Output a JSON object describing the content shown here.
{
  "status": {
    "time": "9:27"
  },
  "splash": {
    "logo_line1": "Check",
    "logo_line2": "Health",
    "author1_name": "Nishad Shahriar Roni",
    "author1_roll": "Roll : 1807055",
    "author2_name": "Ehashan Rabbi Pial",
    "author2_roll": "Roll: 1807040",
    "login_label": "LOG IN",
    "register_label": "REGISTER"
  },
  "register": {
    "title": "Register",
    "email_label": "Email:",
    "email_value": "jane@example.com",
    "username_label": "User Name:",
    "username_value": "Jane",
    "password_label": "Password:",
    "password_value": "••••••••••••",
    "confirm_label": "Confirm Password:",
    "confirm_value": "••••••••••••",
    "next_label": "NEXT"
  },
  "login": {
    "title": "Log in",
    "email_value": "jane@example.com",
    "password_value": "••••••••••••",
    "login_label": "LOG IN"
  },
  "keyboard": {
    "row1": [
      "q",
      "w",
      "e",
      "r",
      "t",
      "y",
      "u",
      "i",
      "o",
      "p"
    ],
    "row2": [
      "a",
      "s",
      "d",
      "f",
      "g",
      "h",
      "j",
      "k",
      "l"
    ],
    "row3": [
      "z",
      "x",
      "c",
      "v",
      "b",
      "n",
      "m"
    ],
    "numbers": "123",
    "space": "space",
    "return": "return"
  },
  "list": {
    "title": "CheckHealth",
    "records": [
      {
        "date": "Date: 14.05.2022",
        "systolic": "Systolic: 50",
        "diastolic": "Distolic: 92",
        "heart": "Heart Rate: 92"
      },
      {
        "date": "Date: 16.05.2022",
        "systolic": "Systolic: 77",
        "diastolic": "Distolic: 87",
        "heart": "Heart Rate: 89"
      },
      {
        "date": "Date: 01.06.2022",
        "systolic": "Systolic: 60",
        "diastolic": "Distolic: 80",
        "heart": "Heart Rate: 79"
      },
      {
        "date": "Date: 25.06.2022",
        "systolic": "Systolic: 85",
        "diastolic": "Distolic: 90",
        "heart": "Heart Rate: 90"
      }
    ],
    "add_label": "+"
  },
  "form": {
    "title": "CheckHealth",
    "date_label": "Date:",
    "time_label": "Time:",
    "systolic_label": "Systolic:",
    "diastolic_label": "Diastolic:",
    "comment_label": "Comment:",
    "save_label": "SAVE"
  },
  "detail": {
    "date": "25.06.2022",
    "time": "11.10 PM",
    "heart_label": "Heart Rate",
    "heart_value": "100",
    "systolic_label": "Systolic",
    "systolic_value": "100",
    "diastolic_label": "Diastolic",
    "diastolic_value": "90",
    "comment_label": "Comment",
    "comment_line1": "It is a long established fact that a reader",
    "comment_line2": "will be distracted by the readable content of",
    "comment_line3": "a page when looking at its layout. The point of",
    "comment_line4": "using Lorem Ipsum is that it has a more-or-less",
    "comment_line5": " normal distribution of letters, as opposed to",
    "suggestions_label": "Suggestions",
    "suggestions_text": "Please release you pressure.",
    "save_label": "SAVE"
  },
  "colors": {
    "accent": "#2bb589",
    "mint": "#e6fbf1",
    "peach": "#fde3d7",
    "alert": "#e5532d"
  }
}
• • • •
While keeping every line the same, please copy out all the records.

Output a JSON object describing the content shown here.
{
  "status": {
    "time": "9:27"
  },
  "splash": {
    "logo_line1": "Check",
    "logo_line2": "Health",
    "author1_name": "Nishad Shahriar Roni",
    "author1_roll": "Roll : 1807055",
    "author2_name": "Ehashan Rabbi Pial",
    "author2_roll": "Roll: 1807040",
    "login_label": "LOG IN",
    "register_label": "REGISTER"
  },
  "register": {
    "title": "Register",
    "email_label": "Email:",
    "email_value": "jane@example.com",
    "username_label": "User Name:",
    "username_value": "Jane",
    "password_label": "Password:",
    "password_value": "••••••••••••",
    "confirm_label": "Confirm Password:",
    "confirm_value": "••••••••••••",
    "next_label": "NEXT"
  },
  "login": {
    "title": "Log in",
    "email_value": "jane@example.com",
    "password_value": "••••••••••••",
    "login_label": "LOG IN"
  },
  "keyboard": {
    "row1": [
      "q",
      "w",
      "e",
      "r",
      "t",
      "y",
      "u",
      "i",
      "o",
      "p"
    ],
    "row2": [
      "a",
      "s",
      "d",
      "f",
      "g",
      "h",
      "j",
      "k",
      "l"
    ],
    "row3": [
      "z",
      "x",
      "c",
      "v",
      "b",
      "n",
      "m"
    ],
    "numbers": "123",
    "space": "space",
    "return": "return"
  },
  "list": {
    "title": "CheckHealth",
    "records": [
      {
        "date": "Date: 14.05.2022",
        "systolic": "Systolic: 50",
        "diastolic": "Distolic: 92",
        "heart": "Heart Rate: 92"
      },
      {
        "date": "Date: 16.05.2022",
        "systolic": "Systolic: 77",
        "diastolic": "Distolic: 87",
        "heart": "Heart Rate: 89"
      },
      {
        "date": "Date: 01.06.2022",
        "systolic": "Systolic: 60",
        "diastolic": "Distolic: 80",
        "heart": "Heart Rate: 79"
      },
      {
        "date": "Date: 25.06.2022",
        "systolic": "Systolic: 85",
        "diastolic": "Distolic: 90",
        "heart": "Heart Rate: 90"
      }
    ],
    "add_label": "+"
  },
  "form": {
    "title": "CheckHealth",
    "date_label": "Date:",
    "time_label": "Time:",
    "systolic_label": "Systolic:",
    "diastolic_label": "Diastolic:",
    "comment_label": "Comment:",
    "save_label": "SAVE"
  },
  "detail": {
    "date": "25.06.2022",
    "time": "11.10 PM",
    "heart_label": "Heart Rate",
    "heart_value": "100",
    "systolic_label": "Systolic",
    "systolic_value": "100",
    "diastolic_label": "Diastolic",
    "diastolic_value": "90",
    "comment_label": "Comment",
    "comment_line1": "It is a long established fact that a reader",
    "comment_line2": "will be distracted by the readable content of",
    "comment_line3": "a page when looking at its layout. The point of",
    "comment_line4": "using Lorem Ipsum is that it has a more-or-less",
    "comment_line5": " normal distribution of letters, as opposed to",
    "suggestions_label": "Suggestions",
    "suggestions_text": "Please release you pressure.",
    "save_label": "SAVE"
  },
  "colors": {
    "accent": "#2bb589",
    "mint": "#e6fbf1",
    "peach": "#fde3d7",
    "alert": "#e5532d"
  }
}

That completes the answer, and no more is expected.